AIM OF THE EXERCISE => Every entry below is to be copied exactly, apart from any picture it holds.

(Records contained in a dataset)
- Opening Delimiter -

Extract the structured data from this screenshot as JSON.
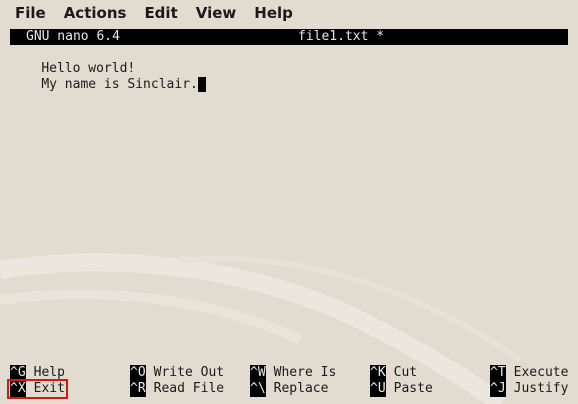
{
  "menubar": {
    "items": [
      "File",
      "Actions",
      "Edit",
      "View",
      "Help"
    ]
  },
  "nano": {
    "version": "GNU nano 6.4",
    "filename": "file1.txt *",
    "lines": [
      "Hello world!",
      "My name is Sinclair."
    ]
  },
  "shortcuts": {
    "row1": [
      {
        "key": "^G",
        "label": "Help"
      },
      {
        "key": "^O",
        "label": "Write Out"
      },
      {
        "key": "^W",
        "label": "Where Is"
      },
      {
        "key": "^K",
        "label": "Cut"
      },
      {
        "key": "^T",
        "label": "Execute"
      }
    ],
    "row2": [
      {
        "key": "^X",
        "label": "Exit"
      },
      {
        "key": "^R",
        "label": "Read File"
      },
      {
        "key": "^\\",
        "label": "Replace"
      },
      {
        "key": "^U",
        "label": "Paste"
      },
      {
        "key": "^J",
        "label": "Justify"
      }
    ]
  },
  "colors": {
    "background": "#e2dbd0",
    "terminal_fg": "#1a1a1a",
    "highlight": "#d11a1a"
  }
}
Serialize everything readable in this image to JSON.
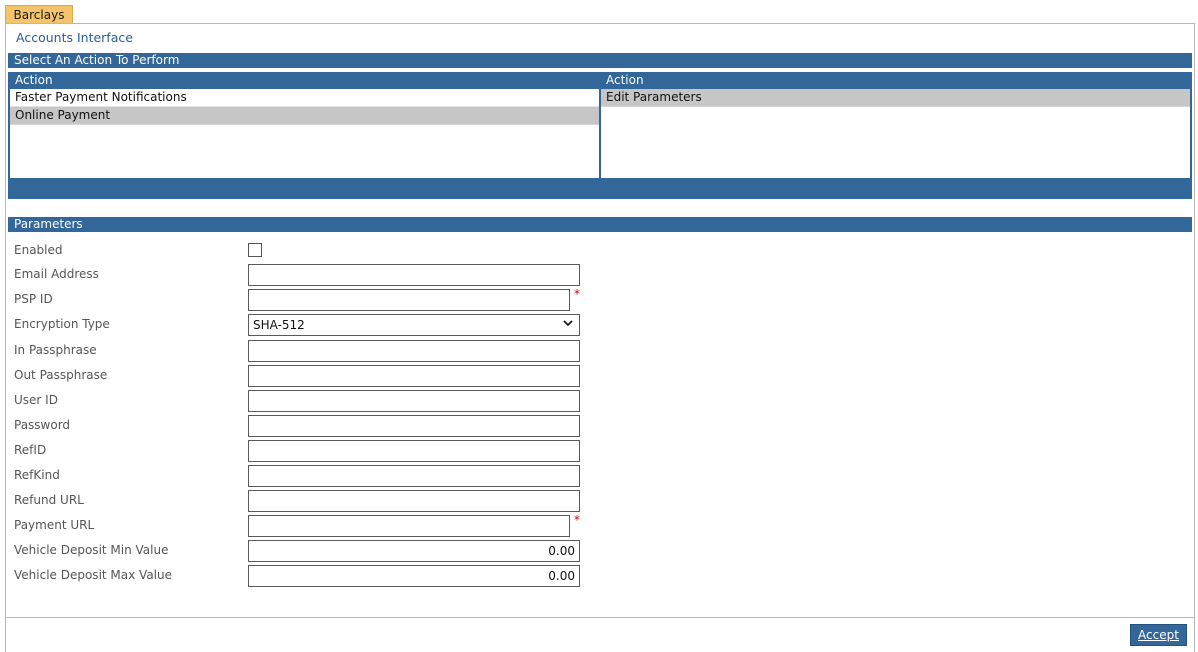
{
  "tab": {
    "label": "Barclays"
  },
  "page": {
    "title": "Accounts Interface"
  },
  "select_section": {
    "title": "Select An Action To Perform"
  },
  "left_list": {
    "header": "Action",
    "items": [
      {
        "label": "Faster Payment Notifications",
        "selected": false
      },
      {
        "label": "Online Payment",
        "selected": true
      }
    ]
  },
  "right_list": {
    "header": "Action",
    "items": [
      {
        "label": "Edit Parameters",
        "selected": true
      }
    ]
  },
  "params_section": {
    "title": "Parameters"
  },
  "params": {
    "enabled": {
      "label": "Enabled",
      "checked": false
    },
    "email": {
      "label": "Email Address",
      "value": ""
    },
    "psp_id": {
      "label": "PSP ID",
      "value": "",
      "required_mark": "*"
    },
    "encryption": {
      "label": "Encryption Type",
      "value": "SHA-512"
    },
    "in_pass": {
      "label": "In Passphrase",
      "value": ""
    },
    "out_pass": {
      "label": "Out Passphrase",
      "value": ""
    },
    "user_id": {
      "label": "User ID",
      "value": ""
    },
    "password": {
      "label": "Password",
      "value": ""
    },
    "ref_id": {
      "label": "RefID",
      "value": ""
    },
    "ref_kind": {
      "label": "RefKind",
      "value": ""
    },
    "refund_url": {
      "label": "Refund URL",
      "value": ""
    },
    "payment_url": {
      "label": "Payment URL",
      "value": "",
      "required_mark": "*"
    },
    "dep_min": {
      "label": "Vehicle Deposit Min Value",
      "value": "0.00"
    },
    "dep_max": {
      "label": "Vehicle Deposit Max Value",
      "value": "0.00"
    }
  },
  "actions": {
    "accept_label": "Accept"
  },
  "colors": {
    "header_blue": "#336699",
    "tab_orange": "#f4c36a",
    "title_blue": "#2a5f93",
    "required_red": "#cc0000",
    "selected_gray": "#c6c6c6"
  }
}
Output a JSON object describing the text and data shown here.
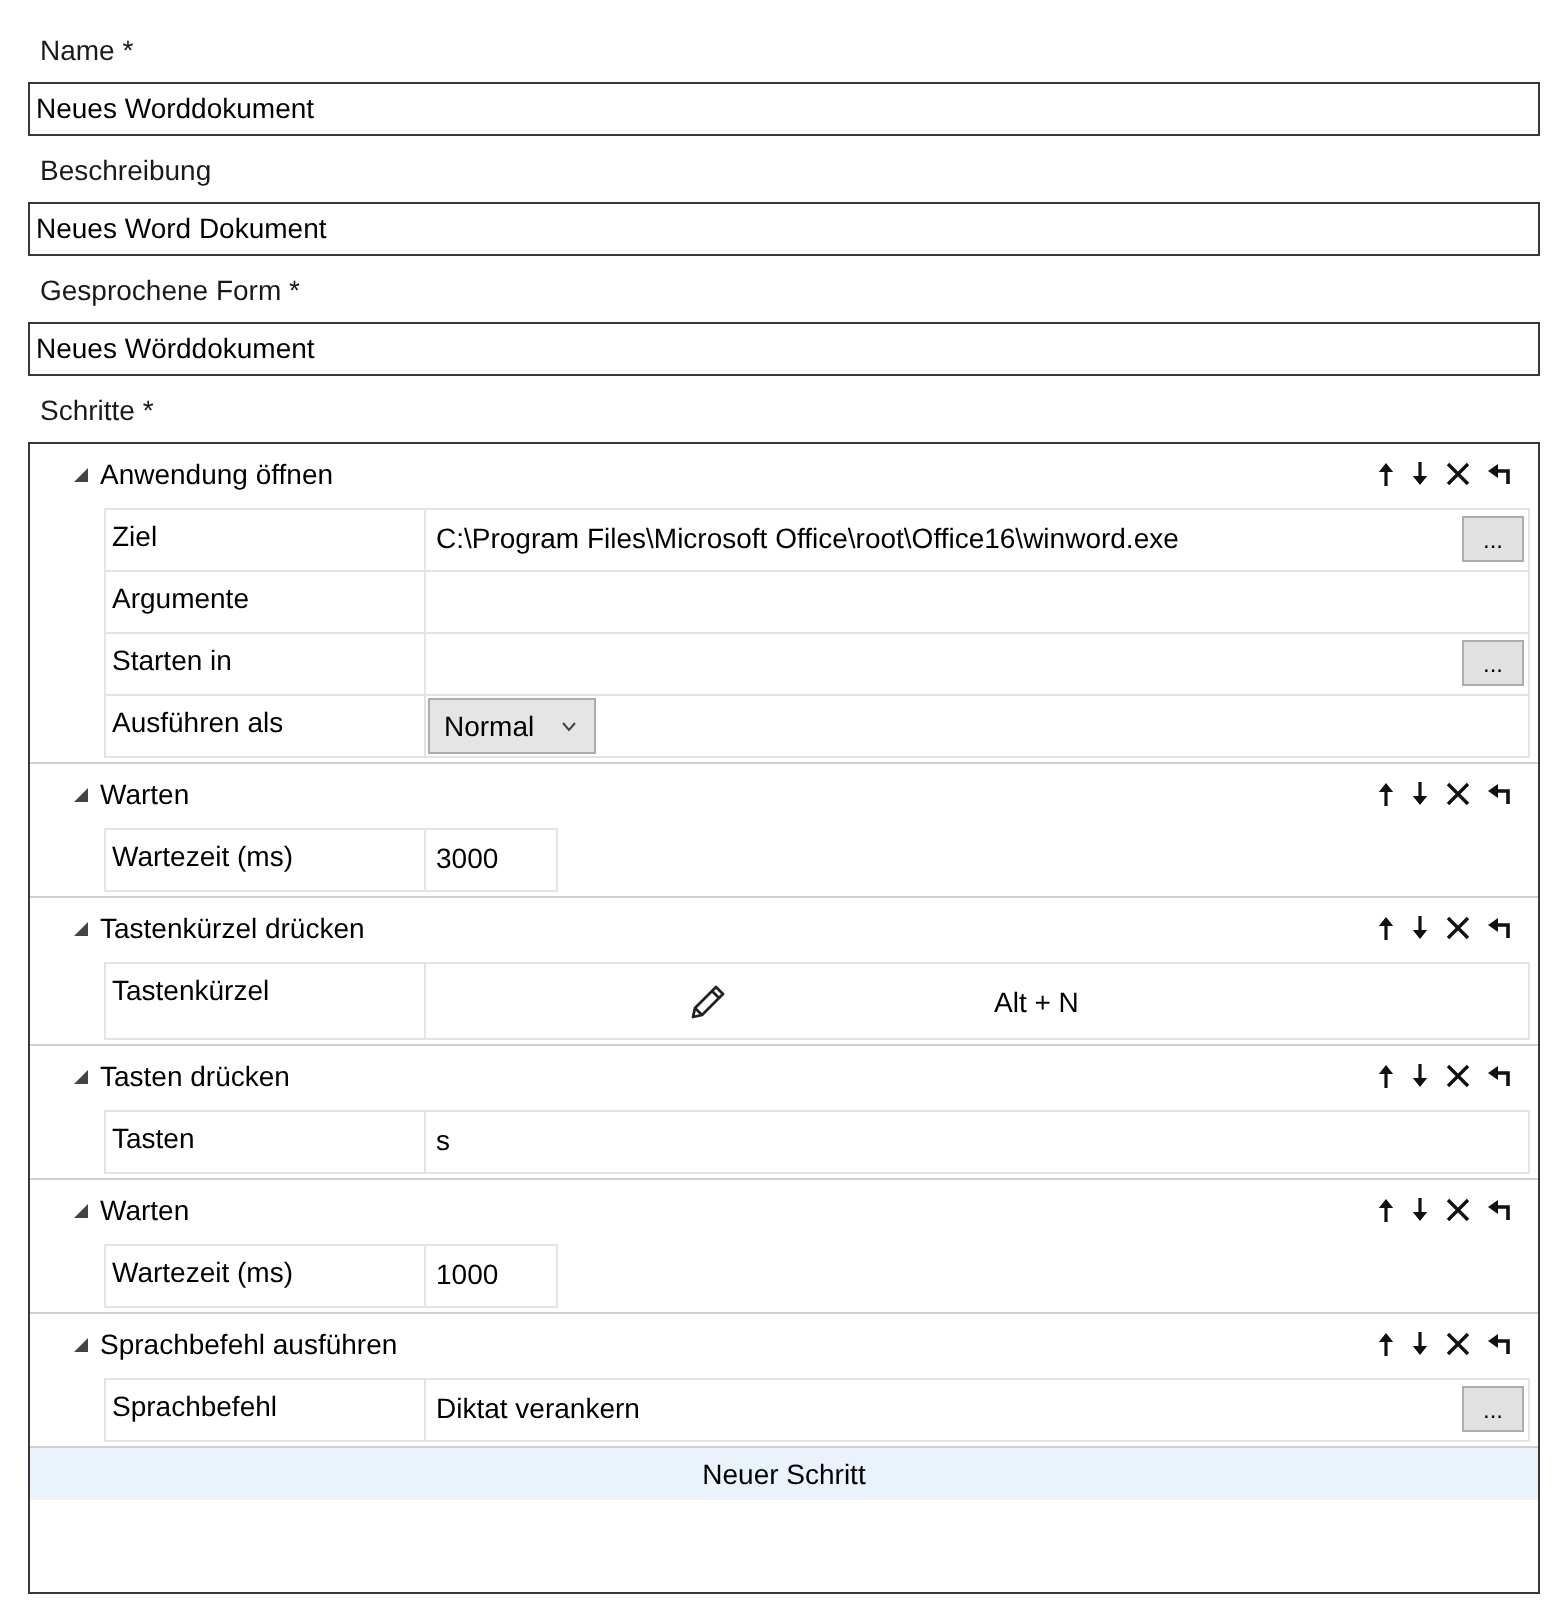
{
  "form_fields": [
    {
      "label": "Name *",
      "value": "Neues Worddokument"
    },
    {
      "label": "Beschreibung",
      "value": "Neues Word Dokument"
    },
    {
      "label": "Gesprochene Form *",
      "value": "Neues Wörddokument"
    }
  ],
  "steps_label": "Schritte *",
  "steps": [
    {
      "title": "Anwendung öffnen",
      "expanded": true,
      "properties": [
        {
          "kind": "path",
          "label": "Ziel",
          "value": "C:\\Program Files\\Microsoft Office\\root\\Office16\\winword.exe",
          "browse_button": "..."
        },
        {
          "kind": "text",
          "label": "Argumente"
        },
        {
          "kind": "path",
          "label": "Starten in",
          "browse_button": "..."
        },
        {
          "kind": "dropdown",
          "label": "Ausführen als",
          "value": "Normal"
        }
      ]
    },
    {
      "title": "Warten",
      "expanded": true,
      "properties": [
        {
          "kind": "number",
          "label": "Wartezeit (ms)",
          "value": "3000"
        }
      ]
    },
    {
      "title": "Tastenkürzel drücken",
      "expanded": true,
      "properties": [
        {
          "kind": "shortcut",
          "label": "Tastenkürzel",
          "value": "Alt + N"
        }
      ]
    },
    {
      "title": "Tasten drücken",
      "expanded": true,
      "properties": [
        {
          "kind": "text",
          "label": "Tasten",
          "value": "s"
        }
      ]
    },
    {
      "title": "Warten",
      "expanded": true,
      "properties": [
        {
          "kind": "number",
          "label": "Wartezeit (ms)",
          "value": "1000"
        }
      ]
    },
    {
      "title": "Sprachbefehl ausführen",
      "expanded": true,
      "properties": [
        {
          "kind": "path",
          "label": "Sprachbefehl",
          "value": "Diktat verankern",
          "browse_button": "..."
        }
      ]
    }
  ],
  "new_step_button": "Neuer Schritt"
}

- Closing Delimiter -

RESPONSE AREA =>
Extract the structured data from this screenshot as JSON.
{
  "menubar": {
    "items": [
      "File",
      "Actions",
      "Edit",
      "View",
      "Help"
    ]
  },
  "nano": {
    "version": "GNU nano 6.4",
    "filename": "file1.txt *",
    "lines": [
      "Hello world!",
      "My name is Sinclair."
    ]
  },
  "shortcuts": {
    "row1": [
      {
        "key": "^G",
        "label": "Help"
      },
      {
        "key": "^O",
        "label": "Write Out"
      },
      {
        "key": "^W",
        "label": "Where Is"
      },
      {
        "key": "^K",
        "label": "Cut"
      },
      {
        "key": "^T",
        "label": "Execute"
      }
    ],
    "row2": [
      {
        "key": "^X",
        "label": "Exit"
      },
      {
        "key": "^R",
        "label": "Read File"
      },
      {
        "key": "^\\",
        "label": "Replace"
      },
      {
        "key": "^U",
        "label": "Paste"
      },
      {
        "key": "^J",
        "label": "Justify"
      }
    ]
  },
  "colors": {
    "background": "#e2dbd0",
    "terminal_fg": "#1a1a1a",
    "highlight": "#d11a1a"
  }
}
Serialize everything readable in this image to JSON.
{
  "tab": {
    "label": "Barclays"
  },
  "page": {
    "title": "Accounts Interface"
  },
  "select_section": {
    "title": "Select An Action To Perform"
  },
  "left_list": {
    "header": "Action",
    "items": [
      {
        "label": "Faster Payment Notifications",
        "selected": false
      },
      {
        "label": "Online Payment",
        "selected": true
      }
    ]
  },
  "right_list": {
    "header": "Action",
    "items": [
      {
        "label": "Edit Parameters",
        "selected": true
      }
    ]
  },
  "params_section": {
    "title": "Parameters"
  },
  "params": {
    "enabled": {
      "label": "Enabled",
      "checked": false
    },
    "email": {
      "label": "Email Address",
      "value": ""
    },
    "psp_id": {
      "label": "PSP ID",
      "value": "",
      "required_mark": "*"
    },
    "encryption": {
      "label": "Encryption Type",
      "value": "SHA-512"
    },
    "in_pass": {
      "label": "In Passphrase",
      "value": ""
    },
    "out_pass": {
      "label": "Out Passphrase",
      "value": ""
    },
    "user_id": {
      "label": "User ID",
      "value": ""
    },
    "password": {
      "label": "Password",
      "value": ""
    },
    "ref_id": {
      "label": "RefID",
      "value": ""
    },
    "ref_kind": {
      "label": "RefKind",
      "value": ""
    },
    "refund_url": {
      "label": "Refund URL",
      "value": ""
    },
    "payment_url": {
      "label": "Payment URL",
      "value": "",
      "required_mark": "*"
    },
    "dep_min": {
      "label": "Vehicle Deposit Min Value",
      "value": "0.00"
    },
    "dep_max": {
      "label": "Vehicle Deposit Max Value",
      "value": "0.00"
    }
  },
  "actions": {
    "accept_label": "Accept"
  },
  "colors": {
    "header_blue": "#336699",
    "tab_orange": "#f4c36a",
    "title_blue": "#2a5f93",
    "required_red": "#cc0000",
    "selected_gray": "#c6c6c6"
  }
}
Output a JSON object describing the text and data shown here.
{
  "form_fields": [
    {
      "label": "Name *",
      "value": "Neues Worddokument"
    },
    {
      "label": "Beschreibung",
      "value": "Neues Word Dokument"
    },
    {
      "label": "Gesprochene Form *",
      "value": "Neues Wörddokument"
    }
  ],
  "steps_label": "Schritte *",
  "steps": [
    {
      "title": "Anwendung öffnen",
      "expanded": true,
      "properties": [
        {
          "kind": "path",
          "label": "Ziel",
          "value": "C:\\Program Files\\Microsoft Office\\root\\Office16\\winword.exe",
          "browse_button": "..."
        },
        {
          "kind": "text",
          "label": "Argumente"
        },
        {
          "kind": "path",
          "label": "Starten in",
          "browse_button": "..."
        },
        {
          "kind": "dropdown",
          "label": "Ausführen als",
          "value": "Normal"
        }
      ]
    },
    {
      "title": "Warten",
      "expanded": true,
      "properties": [
        {
          "kind": "number",
          "label": "Wartezeit (ms)",
          "value": "3000"
        }
      ]
    },
    {
      "title": "Tastenkürzel drücken",
      "expanded": true,
      "properties": [
        {
          "kind": "shortcut",
          "label": "Tastenkürzel",
          "value": "Alt + N"
        }
      ]
    },
    {
      "title": "Tasten drücken",
      "expanded": true,
      "properties": [
        {
          "kind": "text",
          "label": "Tasten",
          "value": "s"
        }
      ]
    },
    {
      "title": "Warten",
      "expanded": true,
      "properties": [
        {
          "kind": "number",
          "label": "Wartezeit (ms)",
          "value": "1000"
        }
      ]
    },
    {
      "title": "Sprachbefehl ausführen",
      "expanded": true,
      "properties": [
        {
          "kind": "path",
          "label": "Sprachbefehl",
          "value": "Diktat verankern",
          "browse_button": "..."
        }
      ]
    }
  ],
  "new_step_button": "Neuer Schritt"
}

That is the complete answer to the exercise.